Once a pleasure dome to Roman emperors and now Italy's most glamorous seaside getaway, Capri (pronounced with an accent on the first syllable) is a craggy island at the southern end to the bay.
Unlike the other islands in the Bay of Naples, Capri is not of volcanic origin; it may be a continuation of the limestone Sorrentine peninsula.
Limestone caves on Capri have yielded rich prehistoric and Neolithic finds. The island is thought to have been settled by Greeks from Cumae in the sixth century BC and later by other Greeks from Neapolis, but it was the Romans in the early imperial period who really left their mark. Emperor Augustus vacationed here; Tiberius built a dozen villas around the island, and, in later years, he refused to return to Rome, even when he was near death. Capri was one of the strongholds of the 16th-century pirate Barbarossa, who first sacked it and then made it a fortress.
In 1806 the British wanted to turn the island into another Gibraltar and were beginning to build fortifications until the French took it away from them in 1808. Over the next century, from the opening of its first hotel in 1826, Capri saw an influx of visitors that reads like a Who's Who of literature and politics, especially in the early decades of the 20th century.
From Capri Town, the 45 minute hike east to Villa Jovis, the grandest of those built by Tiberius, is strenous but rewarding. Follow the signs for Villa Jovis, taking Via Le Botteghe from the Piazzetta, then continuing along Bia Croce and Via Tiberio. At the end of a lane that climbs the steep hill, with pretty views all the way, you come to the precipice over which the emperor reputedly disposed of the victims of his perverse attentions. From a natural terrace above, near a chapel, are spectacular views of the entire Bay of Naples and, on clear days, part of the Gulf of Salerno. Here starts the footpath around the some what neglected ruins of Tiberius's palace.
Giardini di Augusto

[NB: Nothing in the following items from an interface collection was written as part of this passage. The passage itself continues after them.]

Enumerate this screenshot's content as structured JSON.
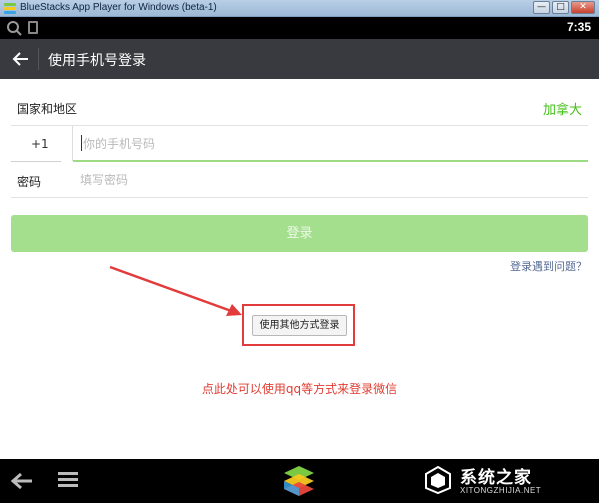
{
  "window": {
    "title": "BlueStacks App Player for Windows (beta-1)",
    "minimize_label": "—",
    "restore_label": "□",
    "close_label": "✕"
  },
  "statusbar": {
    "time": "7:35",
    "icons": [
      "search-icon",
      "sd-card-icon"
    ]
  },
  "appbar": {
    "title": "使用手机号登录",
    "back_icon": "back-arrow-icon"
  },
  "form": {
    "country_label": "国家和地区",
    "country_value": "加拿大",
    "phone_code": "+1",
    "phone_placeholder": "你的手机号码",
    "phone_value": "",
    "password_label": "密码",
    "password_placeholder": "填写密码",
    "password_value": "",
    "login_button": "登录",
    "problem_link": "登录遇到问题？",
    "other_method_button": "使用其他方式登录"
  },
  "annotation": {
    "text": "点此处可以使用qq等方式来登录微信",
    "color": "#e03c31"
  },
  "navbar": {
    "icons": [
      "back-icon",
      "menu-icon",
      "bluestacks-logo-icon"
    ]
  },
  "watermark": {
    "text": "系统之家",
    "url": "XITONGZHIJIA.NET"
  },
  "colors": {
    "accent_green": "#45c01a",
    "login_disabled_green": "#a3df8d",
    "appbar_bg": "#393a3f",
    "link_blue": "#576b95"
  }
}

From the terraces of Giardini di Augusto, a beatifully planted public garden with excellent views, you can see the village of Marina Piccola below and admire the steep and winding Via Krupp, actually a staircase cut into the rock. Friedrich Krupp, the German arms manufacturer, loved Capri and became one of the island's most generous benefactors.
Only when the Grotta Azzurra was 'discovered' in 1826 by the Polish poet August Kopisch and Swiss artist Ernest Fries, did Capri become a tourist haven. The watery cave's blue beauty became a symbol of the return to nature and revolt from reason that marked the Romantic era, and it soon became a required stop on the Grand Tour. Infact, the grotto had long been a local landmark. During the Roman era - as testified by the extensive reamins, primarily below sea level, and several large statues now at the Certosa di San Giacomo - it had been the elegant, mosaic-decorated nymphaeum of the adjoining villa of Gradola. Historians can't quite agree if it was simply a lovely little pavilion where rich patricians would cool themselves or truly a religious site where sacred mysteries were practiced. The water's extraordinary saphire color is caused by a hidden opening in the rock that refracts the light. At highest illumination the very air inside seems tinted blue.